In the records below, count every line that includes the word "Function". Provide the total alone.

--- START ---

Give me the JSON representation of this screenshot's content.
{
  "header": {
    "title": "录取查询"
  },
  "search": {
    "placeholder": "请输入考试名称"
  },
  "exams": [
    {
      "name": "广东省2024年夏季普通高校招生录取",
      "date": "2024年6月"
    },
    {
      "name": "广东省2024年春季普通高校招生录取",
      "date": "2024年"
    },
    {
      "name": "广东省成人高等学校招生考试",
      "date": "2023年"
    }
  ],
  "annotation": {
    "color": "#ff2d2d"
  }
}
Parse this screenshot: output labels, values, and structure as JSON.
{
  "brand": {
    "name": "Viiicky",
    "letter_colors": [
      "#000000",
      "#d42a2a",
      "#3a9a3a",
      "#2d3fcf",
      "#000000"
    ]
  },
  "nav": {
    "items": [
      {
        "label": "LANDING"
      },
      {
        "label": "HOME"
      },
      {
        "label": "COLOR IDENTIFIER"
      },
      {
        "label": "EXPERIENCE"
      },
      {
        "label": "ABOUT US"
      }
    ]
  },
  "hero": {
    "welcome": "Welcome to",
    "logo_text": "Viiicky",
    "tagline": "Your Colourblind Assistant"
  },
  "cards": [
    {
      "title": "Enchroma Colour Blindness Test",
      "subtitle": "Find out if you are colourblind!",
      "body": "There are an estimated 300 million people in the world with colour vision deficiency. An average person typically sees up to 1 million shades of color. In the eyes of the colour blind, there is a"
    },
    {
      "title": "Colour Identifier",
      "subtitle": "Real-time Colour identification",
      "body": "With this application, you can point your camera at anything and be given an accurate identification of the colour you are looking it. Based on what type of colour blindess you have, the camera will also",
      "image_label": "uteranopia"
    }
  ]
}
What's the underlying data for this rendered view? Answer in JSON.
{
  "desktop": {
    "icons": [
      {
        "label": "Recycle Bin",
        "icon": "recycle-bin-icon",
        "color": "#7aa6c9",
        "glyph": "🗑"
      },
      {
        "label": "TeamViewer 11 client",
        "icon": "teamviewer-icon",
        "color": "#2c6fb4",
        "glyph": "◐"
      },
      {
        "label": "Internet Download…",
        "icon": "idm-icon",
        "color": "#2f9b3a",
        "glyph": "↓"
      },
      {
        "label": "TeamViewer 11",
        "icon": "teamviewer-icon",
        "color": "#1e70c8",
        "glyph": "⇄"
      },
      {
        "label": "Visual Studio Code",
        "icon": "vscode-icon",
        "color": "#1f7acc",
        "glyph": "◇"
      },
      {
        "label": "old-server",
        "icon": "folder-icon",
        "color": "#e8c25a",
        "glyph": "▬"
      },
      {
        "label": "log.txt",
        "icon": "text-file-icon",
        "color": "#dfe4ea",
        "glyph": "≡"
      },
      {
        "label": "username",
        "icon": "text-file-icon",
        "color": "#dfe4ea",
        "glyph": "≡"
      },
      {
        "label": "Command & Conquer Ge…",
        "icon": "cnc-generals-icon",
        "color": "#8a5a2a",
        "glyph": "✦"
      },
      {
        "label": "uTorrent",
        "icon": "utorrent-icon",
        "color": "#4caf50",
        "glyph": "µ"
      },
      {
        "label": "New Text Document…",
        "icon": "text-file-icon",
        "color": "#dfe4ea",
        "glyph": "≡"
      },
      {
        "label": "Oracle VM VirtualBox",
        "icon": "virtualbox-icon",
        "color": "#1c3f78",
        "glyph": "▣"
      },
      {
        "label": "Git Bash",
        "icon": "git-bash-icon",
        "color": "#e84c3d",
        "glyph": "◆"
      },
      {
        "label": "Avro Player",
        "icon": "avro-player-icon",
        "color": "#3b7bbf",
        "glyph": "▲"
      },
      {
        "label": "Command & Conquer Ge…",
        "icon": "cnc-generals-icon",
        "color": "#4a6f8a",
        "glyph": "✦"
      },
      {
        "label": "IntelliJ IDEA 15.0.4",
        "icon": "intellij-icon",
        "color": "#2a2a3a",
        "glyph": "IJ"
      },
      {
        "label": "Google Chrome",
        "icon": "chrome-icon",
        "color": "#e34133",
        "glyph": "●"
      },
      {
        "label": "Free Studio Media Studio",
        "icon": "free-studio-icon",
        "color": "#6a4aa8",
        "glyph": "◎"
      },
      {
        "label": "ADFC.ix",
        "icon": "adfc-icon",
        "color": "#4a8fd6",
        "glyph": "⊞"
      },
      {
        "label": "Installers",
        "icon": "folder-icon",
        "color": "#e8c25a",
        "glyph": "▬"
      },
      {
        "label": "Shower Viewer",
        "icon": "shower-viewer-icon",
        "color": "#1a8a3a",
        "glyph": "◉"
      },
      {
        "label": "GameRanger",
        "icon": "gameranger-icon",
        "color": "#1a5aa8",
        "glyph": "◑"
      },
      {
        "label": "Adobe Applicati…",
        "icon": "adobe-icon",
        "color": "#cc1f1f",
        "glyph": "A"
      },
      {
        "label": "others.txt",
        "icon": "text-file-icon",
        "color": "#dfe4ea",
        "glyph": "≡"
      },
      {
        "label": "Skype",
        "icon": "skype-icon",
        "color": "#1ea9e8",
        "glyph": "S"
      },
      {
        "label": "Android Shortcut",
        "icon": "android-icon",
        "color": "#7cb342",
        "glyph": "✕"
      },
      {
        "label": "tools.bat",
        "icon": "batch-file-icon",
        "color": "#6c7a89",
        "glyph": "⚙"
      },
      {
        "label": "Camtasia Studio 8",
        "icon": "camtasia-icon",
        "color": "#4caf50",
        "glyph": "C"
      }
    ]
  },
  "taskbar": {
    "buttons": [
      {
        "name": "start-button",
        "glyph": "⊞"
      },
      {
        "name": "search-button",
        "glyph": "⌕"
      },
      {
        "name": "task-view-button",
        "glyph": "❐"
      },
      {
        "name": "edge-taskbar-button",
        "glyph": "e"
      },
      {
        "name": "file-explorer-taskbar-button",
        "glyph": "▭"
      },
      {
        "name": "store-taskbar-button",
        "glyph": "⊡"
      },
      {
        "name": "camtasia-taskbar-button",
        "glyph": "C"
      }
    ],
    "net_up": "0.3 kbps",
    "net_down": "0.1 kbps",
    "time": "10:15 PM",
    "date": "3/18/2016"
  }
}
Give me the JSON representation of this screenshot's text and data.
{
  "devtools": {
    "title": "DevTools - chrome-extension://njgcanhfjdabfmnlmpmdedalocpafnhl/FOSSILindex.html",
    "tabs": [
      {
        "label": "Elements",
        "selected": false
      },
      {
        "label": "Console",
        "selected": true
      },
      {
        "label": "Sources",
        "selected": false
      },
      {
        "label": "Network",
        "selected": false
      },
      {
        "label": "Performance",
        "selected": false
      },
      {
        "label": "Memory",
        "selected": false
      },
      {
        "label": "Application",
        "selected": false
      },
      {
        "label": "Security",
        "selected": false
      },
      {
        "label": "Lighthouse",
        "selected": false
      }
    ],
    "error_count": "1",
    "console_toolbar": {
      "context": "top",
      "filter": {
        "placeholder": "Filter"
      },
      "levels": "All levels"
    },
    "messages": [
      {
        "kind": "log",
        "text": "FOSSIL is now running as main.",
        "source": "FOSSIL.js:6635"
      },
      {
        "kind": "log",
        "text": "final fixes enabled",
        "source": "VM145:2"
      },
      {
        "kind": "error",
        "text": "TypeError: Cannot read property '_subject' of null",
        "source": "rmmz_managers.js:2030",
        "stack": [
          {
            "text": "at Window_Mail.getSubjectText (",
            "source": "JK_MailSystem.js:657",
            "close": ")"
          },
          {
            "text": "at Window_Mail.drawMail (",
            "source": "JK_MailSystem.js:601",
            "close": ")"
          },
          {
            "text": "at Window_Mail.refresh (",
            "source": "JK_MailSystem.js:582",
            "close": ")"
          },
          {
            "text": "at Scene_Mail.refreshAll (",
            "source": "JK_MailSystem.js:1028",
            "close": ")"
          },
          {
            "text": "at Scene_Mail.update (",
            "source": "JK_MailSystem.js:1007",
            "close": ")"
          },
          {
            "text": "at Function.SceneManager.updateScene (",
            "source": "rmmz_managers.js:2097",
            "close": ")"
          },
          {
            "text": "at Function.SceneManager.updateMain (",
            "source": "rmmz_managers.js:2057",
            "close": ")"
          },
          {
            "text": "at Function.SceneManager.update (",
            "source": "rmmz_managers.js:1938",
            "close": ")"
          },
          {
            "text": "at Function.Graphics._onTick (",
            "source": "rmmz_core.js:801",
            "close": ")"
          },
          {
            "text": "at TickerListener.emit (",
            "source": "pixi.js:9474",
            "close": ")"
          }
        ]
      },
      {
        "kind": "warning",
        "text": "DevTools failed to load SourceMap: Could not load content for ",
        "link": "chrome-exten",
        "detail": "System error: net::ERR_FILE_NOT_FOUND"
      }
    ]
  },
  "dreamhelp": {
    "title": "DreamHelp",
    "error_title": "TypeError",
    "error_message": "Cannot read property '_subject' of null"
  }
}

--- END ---

# Exercise solution
4